Media experts have expressed concern over trauma risks that journalists in Nigeria face.
The experts comprising both print and electronic journalists demanded trauma literacy in journalism curricula to make them informed, responsive and sensitive.
The media experts spoke at a roundtable on ‘Embedding Trauma Literacy in Journalism Training in African: The Road Map’ held at the Nigerian Institute of Journalism (NIJ), Ogba, on Thursday in Lagos.
The event was organised by the Journalism Education and Trauma Research Group (JETREG), Sub-Saharan Africa Research Hub.
The roundtable was anchored by Dele Odunlami, an associate professor and Qasim Akinreti, a former chairman of the Nigeria Union of Journalists (NUJ), Lagos.

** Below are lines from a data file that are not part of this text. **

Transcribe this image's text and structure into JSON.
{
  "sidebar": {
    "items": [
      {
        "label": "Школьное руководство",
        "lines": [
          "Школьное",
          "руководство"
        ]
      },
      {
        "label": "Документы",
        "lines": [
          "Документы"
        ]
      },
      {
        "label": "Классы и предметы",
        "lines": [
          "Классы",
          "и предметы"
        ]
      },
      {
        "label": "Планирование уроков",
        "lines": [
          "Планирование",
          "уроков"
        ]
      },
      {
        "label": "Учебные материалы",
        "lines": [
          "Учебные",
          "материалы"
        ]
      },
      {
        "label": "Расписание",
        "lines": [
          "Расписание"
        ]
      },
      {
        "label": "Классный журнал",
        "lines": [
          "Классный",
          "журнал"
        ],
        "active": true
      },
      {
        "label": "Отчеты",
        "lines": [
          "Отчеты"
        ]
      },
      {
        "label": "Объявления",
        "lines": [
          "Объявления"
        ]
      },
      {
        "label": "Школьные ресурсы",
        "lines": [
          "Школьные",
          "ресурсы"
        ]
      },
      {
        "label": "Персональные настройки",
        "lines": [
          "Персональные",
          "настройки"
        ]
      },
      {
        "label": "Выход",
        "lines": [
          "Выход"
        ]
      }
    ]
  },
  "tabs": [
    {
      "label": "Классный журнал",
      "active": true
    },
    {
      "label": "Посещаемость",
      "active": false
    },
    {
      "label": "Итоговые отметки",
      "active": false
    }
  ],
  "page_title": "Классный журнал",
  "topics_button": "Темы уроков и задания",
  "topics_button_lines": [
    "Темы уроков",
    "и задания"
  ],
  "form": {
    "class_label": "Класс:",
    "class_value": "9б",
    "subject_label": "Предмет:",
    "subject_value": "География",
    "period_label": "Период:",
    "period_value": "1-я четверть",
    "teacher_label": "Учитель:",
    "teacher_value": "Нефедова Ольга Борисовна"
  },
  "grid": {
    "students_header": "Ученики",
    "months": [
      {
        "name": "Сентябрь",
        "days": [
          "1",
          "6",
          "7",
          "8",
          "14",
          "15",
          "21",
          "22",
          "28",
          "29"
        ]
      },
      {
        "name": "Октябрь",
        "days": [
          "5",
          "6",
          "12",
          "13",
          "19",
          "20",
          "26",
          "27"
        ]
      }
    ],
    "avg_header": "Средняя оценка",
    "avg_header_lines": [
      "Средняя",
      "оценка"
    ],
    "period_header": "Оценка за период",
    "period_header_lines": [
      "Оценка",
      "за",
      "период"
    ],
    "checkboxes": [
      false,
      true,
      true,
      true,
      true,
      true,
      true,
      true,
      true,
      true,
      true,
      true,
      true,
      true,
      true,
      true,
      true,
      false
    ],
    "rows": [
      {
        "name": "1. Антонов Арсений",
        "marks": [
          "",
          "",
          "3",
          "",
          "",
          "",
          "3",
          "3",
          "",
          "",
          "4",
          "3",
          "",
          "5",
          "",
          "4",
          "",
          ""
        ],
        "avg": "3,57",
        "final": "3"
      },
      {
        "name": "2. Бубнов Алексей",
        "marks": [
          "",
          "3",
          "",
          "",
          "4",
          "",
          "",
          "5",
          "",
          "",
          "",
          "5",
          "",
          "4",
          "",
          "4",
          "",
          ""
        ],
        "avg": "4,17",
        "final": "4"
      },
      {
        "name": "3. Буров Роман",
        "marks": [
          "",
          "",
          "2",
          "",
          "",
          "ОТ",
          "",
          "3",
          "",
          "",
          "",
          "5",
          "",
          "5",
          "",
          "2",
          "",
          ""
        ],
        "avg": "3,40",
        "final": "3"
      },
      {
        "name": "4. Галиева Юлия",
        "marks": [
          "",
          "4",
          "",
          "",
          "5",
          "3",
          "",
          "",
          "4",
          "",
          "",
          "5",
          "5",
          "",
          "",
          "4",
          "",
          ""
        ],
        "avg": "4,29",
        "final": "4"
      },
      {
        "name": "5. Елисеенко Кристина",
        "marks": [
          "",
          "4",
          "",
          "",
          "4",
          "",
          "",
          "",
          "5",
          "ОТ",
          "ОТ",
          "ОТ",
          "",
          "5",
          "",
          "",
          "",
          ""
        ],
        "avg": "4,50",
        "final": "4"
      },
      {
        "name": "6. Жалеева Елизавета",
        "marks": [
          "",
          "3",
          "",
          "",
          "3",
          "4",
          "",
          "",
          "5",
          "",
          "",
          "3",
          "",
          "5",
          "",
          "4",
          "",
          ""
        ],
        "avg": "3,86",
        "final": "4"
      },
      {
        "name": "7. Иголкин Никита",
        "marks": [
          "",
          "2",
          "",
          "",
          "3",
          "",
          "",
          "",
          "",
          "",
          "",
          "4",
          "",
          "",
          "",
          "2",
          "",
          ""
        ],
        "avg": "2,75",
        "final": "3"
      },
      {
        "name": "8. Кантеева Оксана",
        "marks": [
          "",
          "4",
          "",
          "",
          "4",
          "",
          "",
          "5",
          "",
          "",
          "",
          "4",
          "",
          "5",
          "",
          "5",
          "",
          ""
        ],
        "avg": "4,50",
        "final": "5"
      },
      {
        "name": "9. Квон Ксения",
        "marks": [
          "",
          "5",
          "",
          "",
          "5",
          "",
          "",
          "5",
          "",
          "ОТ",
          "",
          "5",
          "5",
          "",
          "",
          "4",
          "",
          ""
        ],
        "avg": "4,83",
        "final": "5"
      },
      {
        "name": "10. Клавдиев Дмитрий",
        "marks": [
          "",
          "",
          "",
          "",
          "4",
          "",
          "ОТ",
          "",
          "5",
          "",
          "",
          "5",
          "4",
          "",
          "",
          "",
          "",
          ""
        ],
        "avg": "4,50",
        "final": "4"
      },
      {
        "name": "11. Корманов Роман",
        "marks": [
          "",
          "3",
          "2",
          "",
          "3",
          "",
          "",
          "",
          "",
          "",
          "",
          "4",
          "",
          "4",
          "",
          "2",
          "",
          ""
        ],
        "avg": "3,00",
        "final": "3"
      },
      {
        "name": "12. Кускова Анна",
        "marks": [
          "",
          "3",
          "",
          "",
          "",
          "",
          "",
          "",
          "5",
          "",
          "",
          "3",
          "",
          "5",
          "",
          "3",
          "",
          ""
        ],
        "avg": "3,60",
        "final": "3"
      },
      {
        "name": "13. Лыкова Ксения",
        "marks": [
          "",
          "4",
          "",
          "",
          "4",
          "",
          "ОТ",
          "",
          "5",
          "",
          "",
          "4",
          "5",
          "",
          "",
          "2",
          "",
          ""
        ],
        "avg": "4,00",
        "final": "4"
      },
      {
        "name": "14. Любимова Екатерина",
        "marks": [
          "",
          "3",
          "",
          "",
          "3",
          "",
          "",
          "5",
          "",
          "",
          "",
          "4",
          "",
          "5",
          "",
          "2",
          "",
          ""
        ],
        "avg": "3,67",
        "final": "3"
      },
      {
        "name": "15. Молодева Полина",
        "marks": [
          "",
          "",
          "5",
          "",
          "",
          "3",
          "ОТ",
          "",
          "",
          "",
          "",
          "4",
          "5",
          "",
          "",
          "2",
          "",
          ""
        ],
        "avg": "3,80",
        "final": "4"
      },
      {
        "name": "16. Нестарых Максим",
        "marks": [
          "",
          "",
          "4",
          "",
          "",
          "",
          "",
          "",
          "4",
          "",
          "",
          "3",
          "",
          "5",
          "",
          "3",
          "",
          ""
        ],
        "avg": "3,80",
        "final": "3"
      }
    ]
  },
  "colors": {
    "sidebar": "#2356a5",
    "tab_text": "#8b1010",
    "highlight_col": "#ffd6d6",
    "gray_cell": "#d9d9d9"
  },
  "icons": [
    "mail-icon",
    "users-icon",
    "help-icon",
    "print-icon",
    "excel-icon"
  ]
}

The keynote speaker, Ola Ogunyemi of Lincoln University, UK, said journalists were daily exposed to traumatising events that could harm their mental health, hence the need to address the trauma risks.
Mr Ogunyemi also explained that only resilient journalists could cope with the occupational stress and trauma of the modern time.
According to him, JETREG, with over 250 members, is concerned about the safety of journalists, calling for an embedded trauma literacy in the journalism curriculum.
Mr Ogunyemi said journalists must be equipped to learn how to deal with work stress, depression and fear.
In his remarks, Yemisi Bamgbose, Executive Secretary, Broadcasting Organisation of Nigeria, said there was the need to develop a curriculum on the burnout and trauma of journalists.
“Journalism/media work is categorised as a high strain job,” Mr Bamgbose, a veteran broadcaster, said.
He listed sources of burnout among journalists to include toxic environment comprising poor salary, non-payment of salary, work overload, ownership interference and discrimination, daily commuting on bad roads, insecurity, deadline, lack of motivation and poor employer-employee relationships.
Bamgbose added that what journalists see in the line of duty, including building and road crashes, rituals, could traumatise them.